6 It defines, in short, the vent check valves. General requirements. Air pipe closing devices where required by the rules, shall be permanently fixed and be of an approved type which automatically: Prevents the free entry of water into the tanks. Allows the passage of air or liquid to prevent excessive pressure or vacuum coming into the tank. Design Air pipe closing devices shall be so designed, that they withstand both ambient and working conditions up to an inclination of 40 without failure or damage. Air pipe closing devices shall be so constructed to allow inspection of the closure and the inside of the casing as well as for changing the seals.
7 In the case of air pipe closing devices of the float type, suitable guides are to be provided to ensure unobstructed operation under all working conditions of heel and trim. Efficient seating arrangements are to be provided for the closure. Air pipe closing devices are to be self-draining. The clear area through an air pipe-closing device shall be at least equal to the area or the inlet. The maximum allowable tolerances for wall thickness of ball floats should not exceed +/- 10 % of the nominal thickness. Materials Casings of air pipe closing devices are to be of approved metallic materials adequately protected against corrosion Closures and seats made of non-metallic materials are to be compatible with the media intended to be carried in the tank and the seawater at temperatures between -25 C and 85 C.

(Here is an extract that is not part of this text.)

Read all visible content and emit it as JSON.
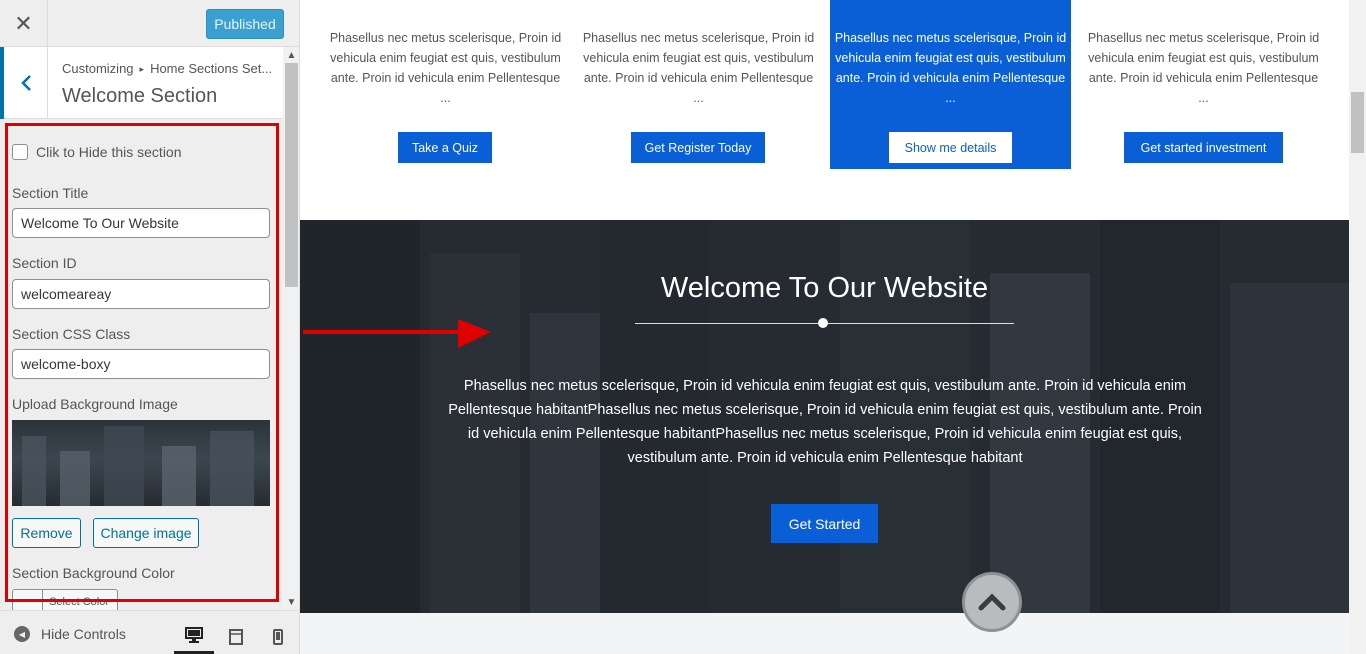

8 Furthermore testing, marking and calculations are described in more detail later in this document. Page 5 3. Selection of valve Size According to rules the vent system shall be calculated to ensure that the capacity is large enough for the tank to withstand the pressure in an overflow situation. A good rule of thumb has been, and still is, that the vent pipe shall have a cross sectional area of times that of the filling pipe. Rules about vent check valves say that the free area in the valve shall be large or equal to the vent pipe. The valves are so designed that they meet this criteria. If the vent pipe is of dimension 100 mm then a DN 100 valve will have an area that is sufficiently large for this pipe also.
9 Type To determine the type of valve required you need to know were it is to be mounted, and the tank content that is to be vented. Different types. There are two main types of valves. There is one for mounting through superstructures3 and one for mounting on deck4. The valve for mounting through superstructures has an overflow pipe through which the tank is vented, and a connection to the ships side. This is normally done by the use of a flange or a weldbut. The valve for mounting on deck does not have an overflow pipe, but rather a cover or screen to stop the direct access of flying water. Flame screen The use of flame screens on vent check valves is creating a lot of confusion.
10 It s with good reason. The classification societies have differing rules and it is difficult always to know what is right. DNV and GL do not require flame screens on any tanks. Lloyds and RINA require flame screen on fuel tanks. Ballast tanks with sacrificial anodes were previously required to have flame screen fitted to the valve, but this is now changed. There is presently work being done to unearth the differing rules and to have these published. One should also be aware that the customers sometimes have a need for insect screens in their valves. This is mainly a requirement in fresh water tanks, even though there are ships were these are fitted to all valves.